Additionally, California’s implied consent law says that you consent to taking a preliminary breath test, even if you have not been arrested. This works like a field sobriety test. The officer will use the results to establish probable cause that you were driving under the influence. You do not have to take this preliminary test, and the officer should say so. Refusing it, however, probably won’t work in your favor if the officer has some other reason to think you had been drinking. Based on that other reason, the officer could still arrest you and then you will be required to take a test under the law described in the paragraph above.
If you are arrested, the officer should tell you that if you refuse to take the test, you will be fined, will lose your license, and that you could be sent to jail if you are later convicted of a DUI. Also, the officer shall advise you that you don’t have the right to speak to an attorney about whether you should take the test and in fact your refusal can be used against you in a court of law. You can read California’s implied consent law in the California Vehicle Code Section 23612.
Refusing to Take the Test
In California, the penalties for refusing to take a blood, breath, or urine test begin with a one-year suspension of your license. You could lose your license for two years if this is your second refusal or if you already had a reckless-driving or DUI conviction within the last ten years. The penalty jumps to a three-year suspension for your third refusal or if you have had more than one reckless-driving or DUI conviction within ten years. The fine is the same – $125 – whether this is your first, second, or third refusal.
The penalties for refusing to submit to a chemical test are found in the California Vehicle Code Sections 13353 and 14905/
Should You Refuse to Take a Mandatory DUI Test?
It usually does not help you to refuse to take a blood, breath, or urine test when you are arrested for a DUI. In California, the consequences for a DUI, including at least 96 hours in jail and fines from $390 to $1,000, are more severe than refusing a chemical test. Still, refusing the test does not guarantee that you won’t be convicted – you could be found guilty of a DUI even if your refusal means that the state does not have proof that your BAC was over.08%, the legal limit for those over 21. In fact, the prosecution can use your refusal against you by arguing that you refused the test because you knew that you were intoxicated and guilty of DUI.
Get Help With Your DUI

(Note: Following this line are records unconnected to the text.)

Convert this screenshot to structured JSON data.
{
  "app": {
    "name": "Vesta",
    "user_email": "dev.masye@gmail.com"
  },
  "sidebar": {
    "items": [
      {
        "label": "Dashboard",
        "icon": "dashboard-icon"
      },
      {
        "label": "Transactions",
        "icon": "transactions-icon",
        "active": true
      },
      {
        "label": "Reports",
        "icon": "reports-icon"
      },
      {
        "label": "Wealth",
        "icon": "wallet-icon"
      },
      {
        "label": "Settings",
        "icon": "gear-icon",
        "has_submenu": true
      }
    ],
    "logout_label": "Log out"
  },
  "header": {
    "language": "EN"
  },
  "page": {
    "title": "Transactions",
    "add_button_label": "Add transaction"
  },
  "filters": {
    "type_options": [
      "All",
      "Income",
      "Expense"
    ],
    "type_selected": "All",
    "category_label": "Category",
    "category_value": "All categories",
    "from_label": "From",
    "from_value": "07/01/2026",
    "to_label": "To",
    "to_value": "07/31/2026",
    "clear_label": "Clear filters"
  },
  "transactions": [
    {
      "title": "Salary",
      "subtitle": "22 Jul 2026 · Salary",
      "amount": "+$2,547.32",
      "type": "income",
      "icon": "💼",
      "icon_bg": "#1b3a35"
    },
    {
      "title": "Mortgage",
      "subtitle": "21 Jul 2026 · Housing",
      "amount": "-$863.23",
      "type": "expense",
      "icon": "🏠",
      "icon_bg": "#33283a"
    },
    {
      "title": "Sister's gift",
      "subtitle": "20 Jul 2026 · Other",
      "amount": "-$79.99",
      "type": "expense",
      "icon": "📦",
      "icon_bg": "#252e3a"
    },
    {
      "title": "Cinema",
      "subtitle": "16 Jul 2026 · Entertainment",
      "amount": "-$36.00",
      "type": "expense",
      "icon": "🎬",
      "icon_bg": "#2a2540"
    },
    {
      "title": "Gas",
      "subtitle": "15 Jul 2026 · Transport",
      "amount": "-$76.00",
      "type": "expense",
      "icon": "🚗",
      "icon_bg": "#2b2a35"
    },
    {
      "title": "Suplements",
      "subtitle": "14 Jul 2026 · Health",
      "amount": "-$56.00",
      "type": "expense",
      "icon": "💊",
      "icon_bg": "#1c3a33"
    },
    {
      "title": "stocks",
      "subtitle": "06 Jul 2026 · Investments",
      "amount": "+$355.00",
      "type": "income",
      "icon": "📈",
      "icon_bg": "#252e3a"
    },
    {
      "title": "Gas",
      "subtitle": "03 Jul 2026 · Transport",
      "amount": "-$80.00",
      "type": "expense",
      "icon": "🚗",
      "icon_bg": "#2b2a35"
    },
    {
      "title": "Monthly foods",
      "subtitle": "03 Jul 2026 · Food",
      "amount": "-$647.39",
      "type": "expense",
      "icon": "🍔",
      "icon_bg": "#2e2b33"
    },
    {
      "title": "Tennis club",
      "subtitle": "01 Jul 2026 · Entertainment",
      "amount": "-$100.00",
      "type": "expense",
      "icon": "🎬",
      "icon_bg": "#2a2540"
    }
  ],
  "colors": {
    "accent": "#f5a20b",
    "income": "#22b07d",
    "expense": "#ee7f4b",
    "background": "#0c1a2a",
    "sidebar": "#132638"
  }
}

If you have been arrested on a DUI charge in California or any other state, get help from an experienced DUI attorney. Unlike other traffic related charges, which might be worth fighting without a lawyer, conviction for a DUI has serious consequences – especially if the incident involved injury to people or property, or if it’s your second or subsequent DUI. To avoid or reduce the consequences, your best bet is to find an attorney who is knowledgeable about your state’s laws and about how the system works in your county’s court.